On 5 October 1912, Christopher married Maud Swan from Watford and the following July their first son, Christopher William was born. They went on to have seven more children – all of whom became central to their lives as a true family. WWI however was to cause a huge disruption to family lives through the country and Chris was to count himself blessed to survive the ordeal and return to working on a local farm once hostilities were over. Farming was not to be his only work, for the Ovaltine Factory was expanding rapidly – using the produce from the land to promote healthy growth to a nation struggling to recover from the Great War. Chris joined the company and was to give 32 years of loyal service to them before an accident at work brought his working life to an end.
Christopher Augustus Cox responded to the “Call to Arms” and found himself assigned to the 7th (Service) Battalion of the Bedfordshire Regiment as No. 13909 Pte. C A Cox – stretcher-bearer.
By March 1917, the Front had advanced to the Loupart Line and the Bedfords were ordered to Aichet Le Grande. Three days of fighting under heavy German fire saw Chris in almost continuous action. Witness accounts from officers and men from his own and other companies spoke of heroism “Saving many lives that day by risking his own” – testaments which were to see him recommended for the Victoria Cross. In 1917, Private Cox was awarded the Victoria Cross “for the most conspicuous gallantry and continuous devotion to duty when acting as a Stretcher Bearer during the operation against Achiet-le-Grand on 15th March. The citation reads: “Private Cox, with absolute disregard for his own personal safety, went out into the open over absolutely fire-swept ground and single-handed rescued four men. Having collected all the wounded of his own battalion, he assisted in bringing in the wounded of the neighbouring battalion.

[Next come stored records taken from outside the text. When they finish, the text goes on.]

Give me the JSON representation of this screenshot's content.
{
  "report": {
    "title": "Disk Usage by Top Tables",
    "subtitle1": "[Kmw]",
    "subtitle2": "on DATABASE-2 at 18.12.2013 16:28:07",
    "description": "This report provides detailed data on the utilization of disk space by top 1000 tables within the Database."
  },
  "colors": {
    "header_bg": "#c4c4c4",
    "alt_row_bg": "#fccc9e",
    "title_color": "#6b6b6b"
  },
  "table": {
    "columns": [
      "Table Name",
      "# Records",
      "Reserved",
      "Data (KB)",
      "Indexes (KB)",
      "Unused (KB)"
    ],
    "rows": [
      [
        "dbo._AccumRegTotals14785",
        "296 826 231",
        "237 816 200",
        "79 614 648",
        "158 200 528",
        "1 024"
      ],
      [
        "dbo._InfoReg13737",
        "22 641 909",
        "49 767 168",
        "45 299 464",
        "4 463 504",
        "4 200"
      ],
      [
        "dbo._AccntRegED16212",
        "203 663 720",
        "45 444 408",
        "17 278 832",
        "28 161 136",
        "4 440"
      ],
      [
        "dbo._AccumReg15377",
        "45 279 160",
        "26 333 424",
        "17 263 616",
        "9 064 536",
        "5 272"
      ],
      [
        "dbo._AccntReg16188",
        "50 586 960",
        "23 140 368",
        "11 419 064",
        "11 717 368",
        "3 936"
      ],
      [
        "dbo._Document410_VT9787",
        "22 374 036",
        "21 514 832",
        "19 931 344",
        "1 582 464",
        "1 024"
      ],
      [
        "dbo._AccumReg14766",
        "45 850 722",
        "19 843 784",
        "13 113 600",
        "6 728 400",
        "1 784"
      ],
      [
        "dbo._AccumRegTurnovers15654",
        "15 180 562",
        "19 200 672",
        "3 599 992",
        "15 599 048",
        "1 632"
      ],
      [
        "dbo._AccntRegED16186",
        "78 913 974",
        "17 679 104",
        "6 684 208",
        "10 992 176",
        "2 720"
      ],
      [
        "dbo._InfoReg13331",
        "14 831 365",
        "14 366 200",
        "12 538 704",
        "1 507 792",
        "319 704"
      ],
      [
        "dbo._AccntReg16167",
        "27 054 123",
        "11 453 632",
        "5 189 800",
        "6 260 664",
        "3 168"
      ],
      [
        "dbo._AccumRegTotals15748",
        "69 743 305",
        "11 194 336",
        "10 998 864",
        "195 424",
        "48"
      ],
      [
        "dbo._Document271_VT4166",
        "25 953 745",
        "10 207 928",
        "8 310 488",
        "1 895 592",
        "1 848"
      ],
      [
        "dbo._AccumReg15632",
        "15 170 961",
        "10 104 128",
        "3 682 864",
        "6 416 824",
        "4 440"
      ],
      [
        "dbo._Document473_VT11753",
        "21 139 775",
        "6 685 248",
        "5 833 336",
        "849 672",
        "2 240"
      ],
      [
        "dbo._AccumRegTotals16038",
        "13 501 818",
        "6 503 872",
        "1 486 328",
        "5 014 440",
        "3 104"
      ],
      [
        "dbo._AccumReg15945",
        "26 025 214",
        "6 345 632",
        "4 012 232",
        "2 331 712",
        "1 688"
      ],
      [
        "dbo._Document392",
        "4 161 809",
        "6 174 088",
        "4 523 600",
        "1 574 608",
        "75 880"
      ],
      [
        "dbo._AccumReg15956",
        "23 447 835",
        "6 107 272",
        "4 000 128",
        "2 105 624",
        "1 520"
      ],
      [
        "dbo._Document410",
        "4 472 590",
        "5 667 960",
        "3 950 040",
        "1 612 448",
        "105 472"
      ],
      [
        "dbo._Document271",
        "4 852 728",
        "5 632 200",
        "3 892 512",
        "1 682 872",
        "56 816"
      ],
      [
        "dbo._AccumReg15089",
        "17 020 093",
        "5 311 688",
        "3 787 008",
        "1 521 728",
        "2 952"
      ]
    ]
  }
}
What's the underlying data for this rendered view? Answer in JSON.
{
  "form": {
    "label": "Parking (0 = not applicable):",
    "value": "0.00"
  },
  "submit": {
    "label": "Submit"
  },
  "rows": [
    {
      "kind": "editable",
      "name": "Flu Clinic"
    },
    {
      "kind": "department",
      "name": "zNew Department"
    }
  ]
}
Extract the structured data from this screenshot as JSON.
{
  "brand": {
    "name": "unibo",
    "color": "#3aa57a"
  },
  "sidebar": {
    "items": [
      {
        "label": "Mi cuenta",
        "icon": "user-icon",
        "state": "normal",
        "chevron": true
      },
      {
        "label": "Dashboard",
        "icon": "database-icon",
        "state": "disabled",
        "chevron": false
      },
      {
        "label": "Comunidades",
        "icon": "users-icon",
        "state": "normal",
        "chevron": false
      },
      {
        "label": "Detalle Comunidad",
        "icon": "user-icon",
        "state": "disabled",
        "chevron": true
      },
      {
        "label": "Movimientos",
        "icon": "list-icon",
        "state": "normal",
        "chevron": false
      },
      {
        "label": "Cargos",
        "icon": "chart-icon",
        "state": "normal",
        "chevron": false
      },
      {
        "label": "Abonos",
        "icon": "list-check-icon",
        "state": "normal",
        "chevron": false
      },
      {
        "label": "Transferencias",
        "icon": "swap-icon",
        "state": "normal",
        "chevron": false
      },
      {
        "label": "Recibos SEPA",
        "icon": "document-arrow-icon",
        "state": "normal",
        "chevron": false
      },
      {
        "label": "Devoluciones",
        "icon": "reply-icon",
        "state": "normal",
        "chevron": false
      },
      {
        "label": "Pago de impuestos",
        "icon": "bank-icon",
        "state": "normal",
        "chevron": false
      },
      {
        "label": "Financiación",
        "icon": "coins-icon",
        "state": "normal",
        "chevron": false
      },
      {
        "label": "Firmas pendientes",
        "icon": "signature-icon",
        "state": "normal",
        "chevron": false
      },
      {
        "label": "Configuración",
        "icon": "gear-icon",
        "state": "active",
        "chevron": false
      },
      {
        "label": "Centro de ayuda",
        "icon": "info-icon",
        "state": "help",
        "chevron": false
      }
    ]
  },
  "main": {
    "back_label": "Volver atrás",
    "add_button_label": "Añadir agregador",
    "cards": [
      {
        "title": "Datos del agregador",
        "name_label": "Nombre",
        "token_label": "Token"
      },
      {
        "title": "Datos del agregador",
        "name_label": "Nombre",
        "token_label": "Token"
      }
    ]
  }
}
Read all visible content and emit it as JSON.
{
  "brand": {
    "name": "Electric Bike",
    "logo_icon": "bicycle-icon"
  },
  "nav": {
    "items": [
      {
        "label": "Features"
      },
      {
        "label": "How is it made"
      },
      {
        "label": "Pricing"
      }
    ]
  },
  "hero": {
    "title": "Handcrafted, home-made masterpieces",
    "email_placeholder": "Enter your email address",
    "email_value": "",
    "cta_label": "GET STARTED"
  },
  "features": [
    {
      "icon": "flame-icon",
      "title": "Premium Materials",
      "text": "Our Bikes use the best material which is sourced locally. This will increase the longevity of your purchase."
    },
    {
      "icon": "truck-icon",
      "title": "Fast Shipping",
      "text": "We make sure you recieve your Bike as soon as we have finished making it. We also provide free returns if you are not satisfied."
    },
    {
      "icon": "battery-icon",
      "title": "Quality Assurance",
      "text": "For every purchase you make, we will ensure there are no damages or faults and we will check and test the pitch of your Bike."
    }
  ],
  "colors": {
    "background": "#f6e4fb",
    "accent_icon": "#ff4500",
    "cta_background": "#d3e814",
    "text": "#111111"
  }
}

“Lt. RJ Clarke wrote: “Heedless of the fire Private Cox went from shell hole to shell hole and bound the wounded up and after he had finished them started back with another man, with the most severe case. For the first 200 yards he was under MG fire, but without hesitating once he completed his journey and I saw him come back for a second load a few hours later.”
Receipt of the honour carried with it many subsequent invitations – to garden parties at Buckingham Palace, dinner at the House of Lords, Coronation celebrations for both King George VI and Queen Elizabeth II, and Victory celebrations at the end of WWII. He was also in demand at local events, planting a tree on Kings Langley Common and attending the annual Remembrance Day parades each November.
After the war, Cox worked in the Ovaltine Factory for many years.Christopher died on 28 April 1959 at the age of 69 and his passing was mourned by many. A man who truly lived an honest God fearing life, putting others before himself at all times, none more so than when rescuing injured comrades in the field of battle.
By The Dacorum Heritage Trust Ltd